If you’ve been wondering if the pain in one or both of your ears can be coming from something wrong in your sinuses, you may very well be correct.

But it’s important to realize that this particular symptom — persistent ear pain — can have any number of possible causes (including serious such as a brain tumor or throat cancer) that are unrelated to the sinuses.

Another unrelated cause, believe it or not, is TMJ (temporomandibular joint) disorder.

A problem with the jaw joint can radiate pain to the ear, since the pivotal area of the jaw is located very close by.

Infection is always a consideration, but should respond very well and quickly to a course of antibiotics.

Other benign causes unrelated to the sinus include acid reflux, allergies, arthritis of the neck (cervical) spine, earwax buildup and an impacted tooth.

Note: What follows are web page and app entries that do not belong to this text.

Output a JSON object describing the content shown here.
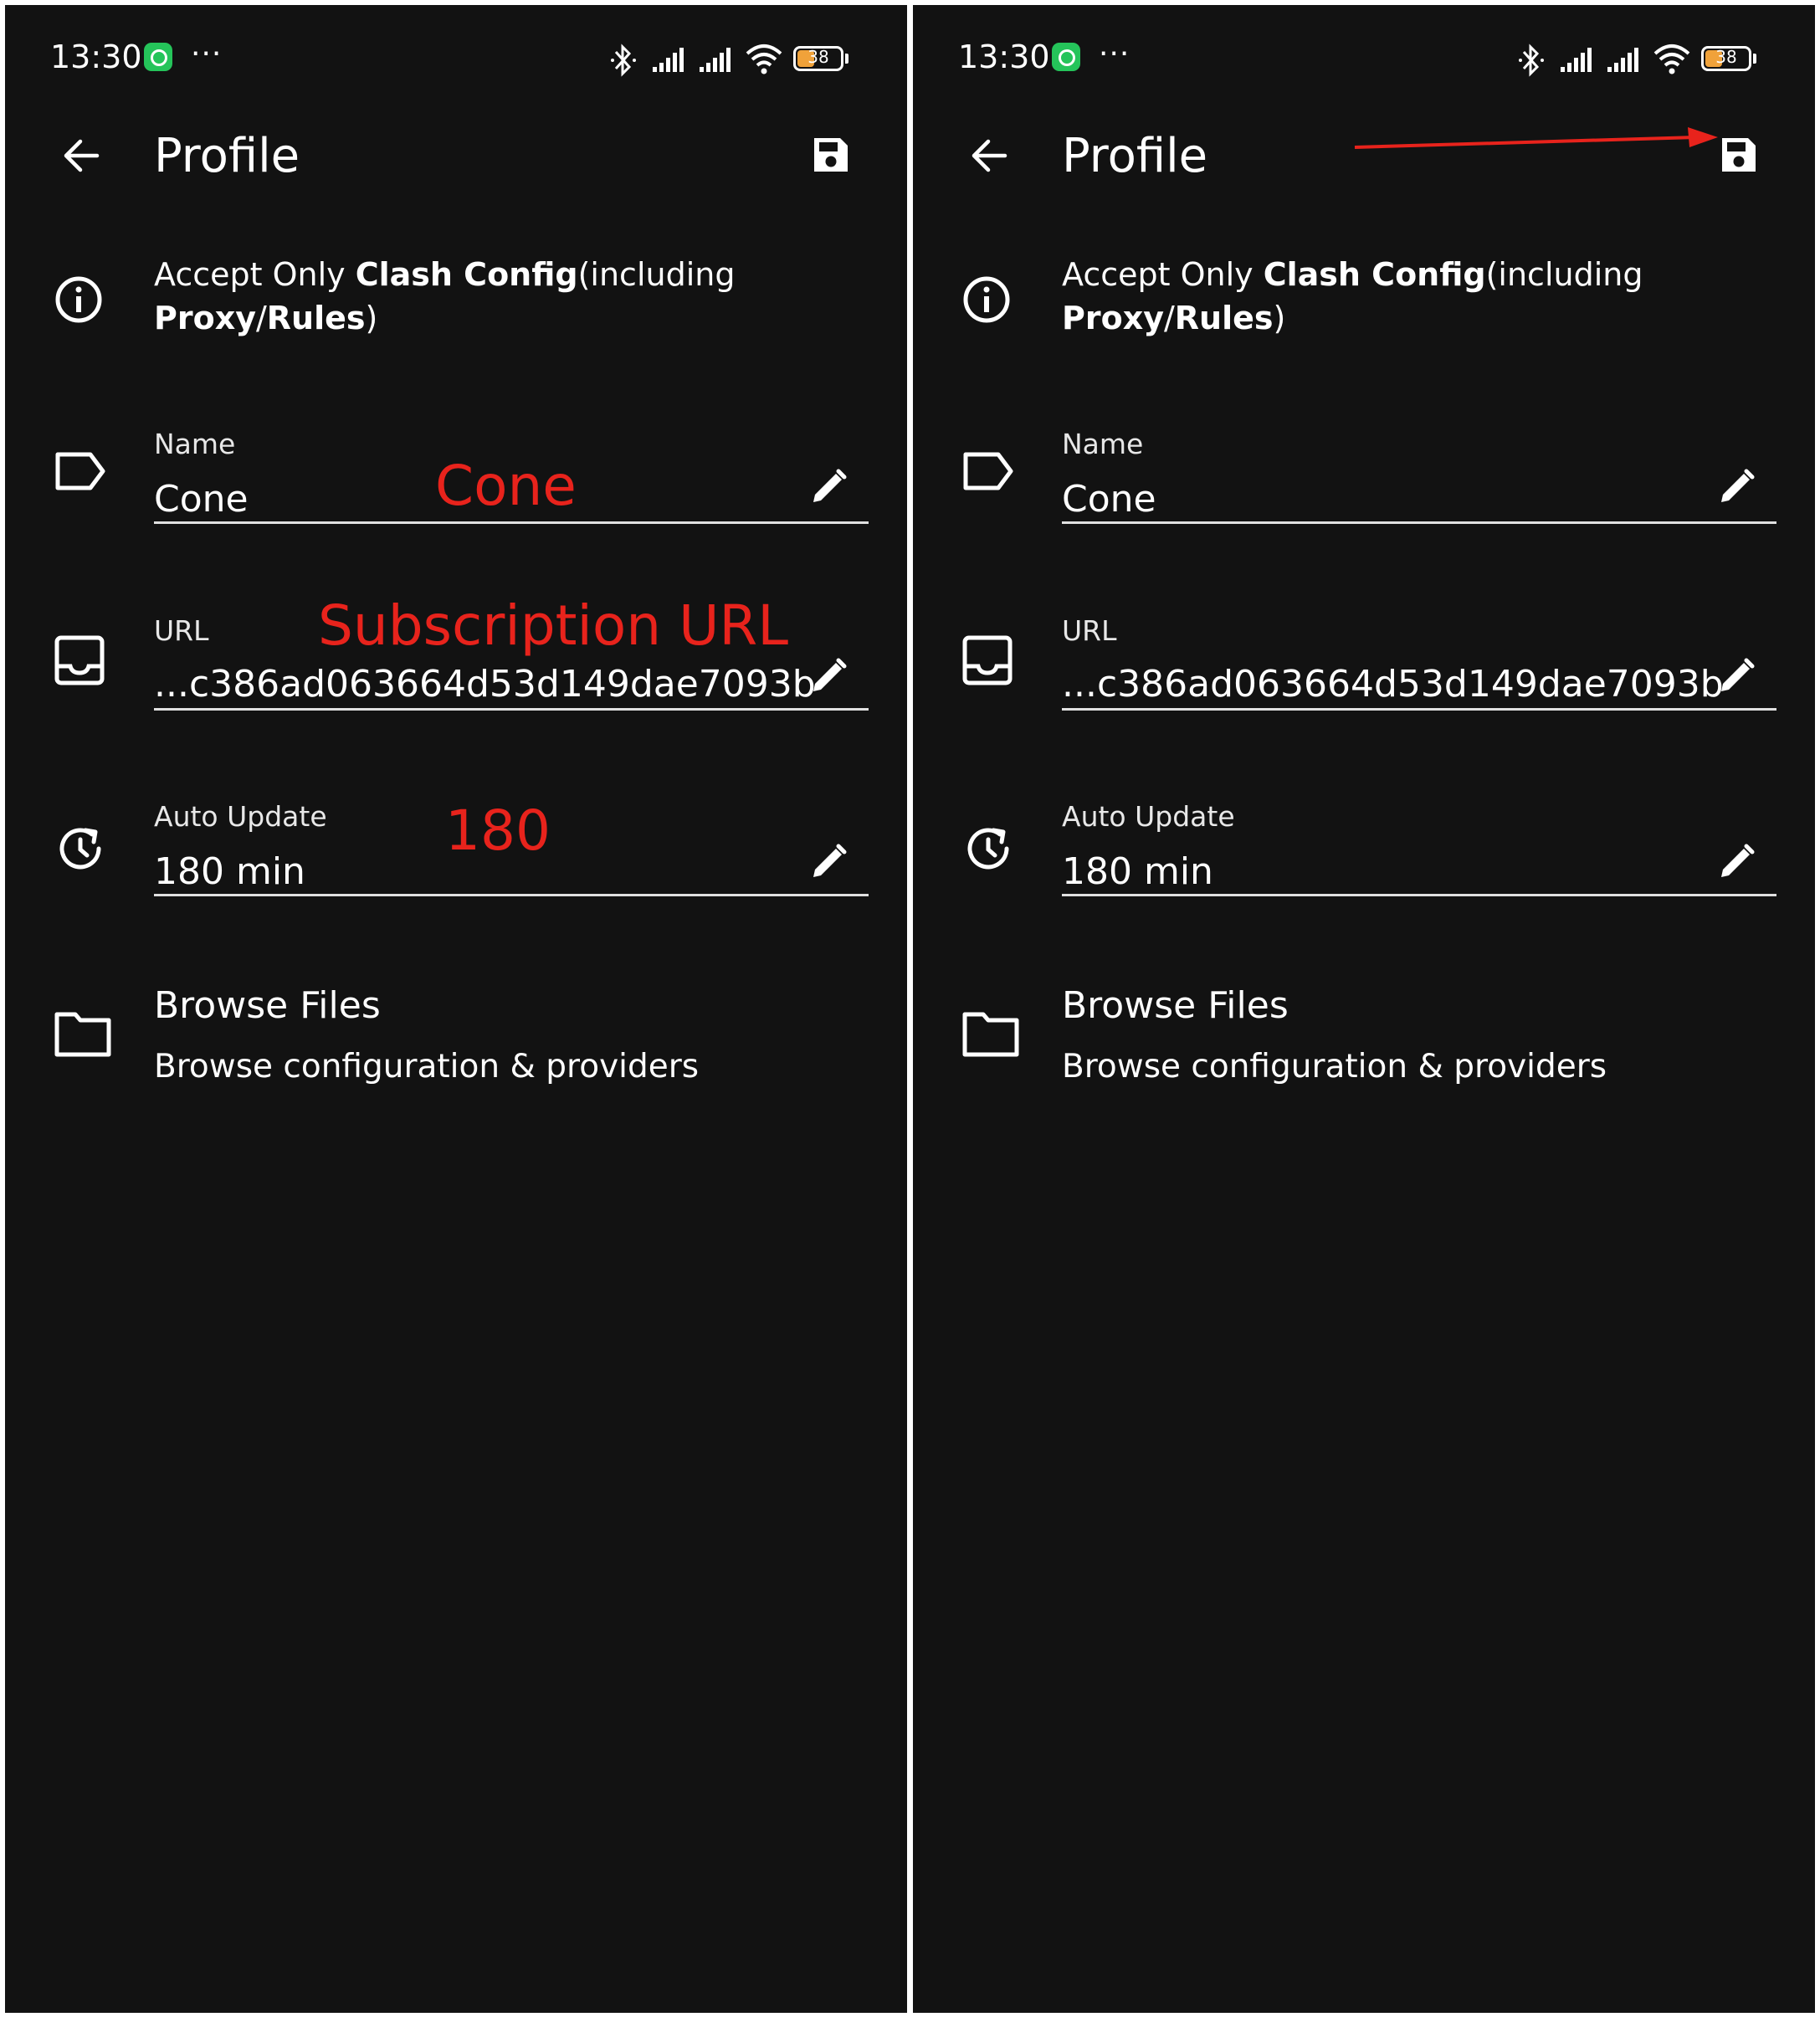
{
  "status_bar": {
    "time": "13:30",
    "more": "···",
    "battery": "38",
    "icons": [
      "whatsapp-icon",
      "bluetooth-icon",
      "signal-icon",
      "signal-icon",
      "wifi-icon",
      "battery-icon"
    ]
  },
  "toolbar": {
    "title": "Profile",
    "back_icon": "arrow-left-icon",
    "save_icon": "floppy-disk-icon"
  },
  "info": {
    "text_parts": [
      "Accept Only ",
      "Clash Config",
      "(including ",
      "Proxy",
      "/",
      "Rules",
      ")"
    ]
  },
  "fields": {
    "name": {
      "label": "Name",
      "value": "Cone"
    },
    "url": {
      "label": "URL",
      "value": "...c386ad063664d53d149dae7093b"
    },
    "auto_update": {
      "label": "Auto Update",
      "value": "180 min"
    }
  },
  "browse_files": {
    "title": "Browse Files",
    "subtitle": "Browse configuration & providers"
  },
  "annotations": {
    "name": "Cone",
    "url": "Subscription URL",
    "auto_update": "180",
    "color": "#e8231c"
  },
  "colors": {
    "background": "#121212",
    "text": "#ffffff",
    "whatsapp_green": "#25c45a",
    "battery_fill": "#f0a23a"
  }
}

If your ear pain persists despite being told by an ENT doctor that there is nothing going on with your sinus cavities, then you should pursue this symptom with your primary care physician.

Connection Between Sinus Problems and Pain in the Ears

Shutterstock/Elen Bushe

“Sinus problems commonly cause ear pain,” says Dr. Stacey Silvers, MD, of Madison ENT & Facial Plastic Surgery in NYC, who is board certified in otolaryngology.

“The nasal and sinus linings are the same membranes that line the Eustachian tube,” explains Dr. Silvers.

“The Eustachian tube ventilates the middle ear. When the nasal or sinus lining is a little swollen or congested, the ear tube (Eustachian tube) can be swollen as well.

“This leads to negative pressure in the middle ears which can lead to pressure and/or ear pain.”

Additionally, continues Dr. Silvers, “Nasal blockage from congestion or a deviated septum can decrease airflow through that side of the nose and reduce air that gets into the Eustachian tube on that side.  This can cause ear pain.”

An NYC expert in ear, nose and throat care, Dr. Silvers has been named among America’s Top Physicians and Surgeons in facial plastic surgery and otolaryngology numerous times since 2003.
Lorra Garrick has been covering medical, fitness and cybersecurity topics for many years, having written thousands of articles for print magazines and websites, including as a ghostwriter. She’s also a former ACE-certified personal trainer. 



Top image: Shutterstock/Image Point Fr